START Exercise input

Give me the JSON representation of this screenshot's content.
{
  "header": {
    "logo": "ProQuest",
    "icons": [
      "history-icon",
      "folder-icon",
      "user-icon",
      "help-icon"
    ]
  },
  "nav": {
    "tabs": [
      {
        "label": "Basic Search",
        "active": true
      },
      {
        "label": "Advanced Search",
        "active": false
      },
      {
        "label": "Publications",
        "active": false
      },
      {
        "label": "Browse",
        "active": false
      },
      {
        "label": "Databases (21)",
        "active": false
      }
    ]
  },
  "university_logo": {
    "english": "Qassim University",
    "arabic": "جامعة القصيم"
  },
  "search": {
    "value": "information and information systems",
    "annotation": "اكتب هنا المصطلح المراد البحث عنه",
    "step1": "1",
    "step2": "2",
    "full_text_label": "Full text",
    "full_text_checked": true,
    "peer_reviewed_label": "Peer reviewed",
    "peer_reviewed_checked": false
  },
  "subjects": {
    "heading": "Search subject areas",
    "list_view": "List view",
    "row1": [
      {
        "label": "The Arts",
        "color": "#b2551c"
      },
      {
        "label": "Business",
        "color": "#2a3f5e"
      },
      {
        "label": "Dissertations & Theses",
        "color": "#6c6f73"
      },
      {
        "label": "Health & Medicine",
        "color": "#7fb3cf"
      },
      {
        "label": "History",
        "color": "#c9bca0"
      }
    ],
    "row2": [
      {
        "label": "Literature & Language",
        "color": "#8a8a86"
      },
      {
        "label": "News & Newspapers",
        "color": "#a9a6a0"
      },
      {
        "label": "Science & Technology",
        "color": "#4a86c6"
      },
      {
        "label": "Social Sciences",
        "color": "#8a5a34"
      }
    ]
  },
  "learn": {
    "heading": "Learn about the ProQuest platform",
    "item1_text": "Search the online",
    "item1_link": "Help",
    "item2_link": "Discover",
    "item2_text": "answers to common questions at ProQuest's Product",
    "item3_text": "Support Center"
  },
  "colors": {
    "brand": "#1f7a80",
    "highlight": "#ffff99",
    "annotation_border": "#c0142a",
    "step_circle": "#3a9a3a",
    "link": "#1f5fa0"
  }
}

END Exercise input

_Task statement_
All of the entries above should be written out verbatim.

_Answer for the task_
Give me the JSON representation of this screenshot's content.
{
  "header": {
    "logo": "ProQuest",
    "icons": [
      "history-icon",
      "folder-icon",
      "user-icon",
      "help-icon"
    ]
  },
  "nav": {
    "tabs": [
      {
        "label": "Basic Search",
        "active": true
      },
      {
        "label": "Advanced Search",
        "active": false
      },
      {
        "label": "Publications",
        "active": false
      },
      {
        "label": "Browse",
        "active": false
      },
      {
        "label": "Databases (21)",
        "active": false
      }
    ]
  },
  "university_logo": {
    "english": "Qassim University",
    "arabic": "جامعة القصيم"
  },
  "search": {
    "value": "information and information systems",
    "annotation": "اكتب هنا المصطلح المراد البحث عنه",
    "step1": "1",
    "step2": "2",
    "full_text_label": "Full text",
    "full_text_checked": true,
    "peer_reviewed_label": "Peer reviewed",
    "peer_reviewed_checked": false
  },
  "subjects": {
    "heading": "Search subject areas",
    "list_view": "List view",
    "row1": [
      {
        "label": "The Arts",
        "color": "#b2551c"
      },
      {
        "label": "Business",
        "color": "#2a3f5e"
      },
      {
        "label": "Dissertations & Theses",
        "color": "#6c6f73"
      },
      {
        "label": "Health & Medicine",
        "color": "#7fb3cf"
      },
      {
        "label": "History",
        "color": "#c9bca0"
      }
    ],
    "row2": [
      {
        "label": "Literature & Language",
        "color": "#8a8a86"
      },
      {
        "label": "News & Newspapers",
        "color": "#a9a6a0"
      },
      {
        "label": "Science & Technology",
        "color": "#4a86c6"
      },
      {
        "label": "Social Sciences",
        "color": "#8a5a34"
      }
    ]
  },
  "learn": {
    "heading": "Learn about the ProQuest platform",
    "item1_text": "Search the online",
    "item1_link": "Help",
    "item2_link": "Discover",
    "item2_text": "answers to common questions at ProQuest's Product",
    "item3_text": "Support Center"
  },
  "colors": {
    "brand": "#1f7a80",
    "highlight": "#ffff99",
    "annotation_border": "#c0142a",
    "step_circle": "#3a9a3a",
    "link": "#1f5fa0"
  }
}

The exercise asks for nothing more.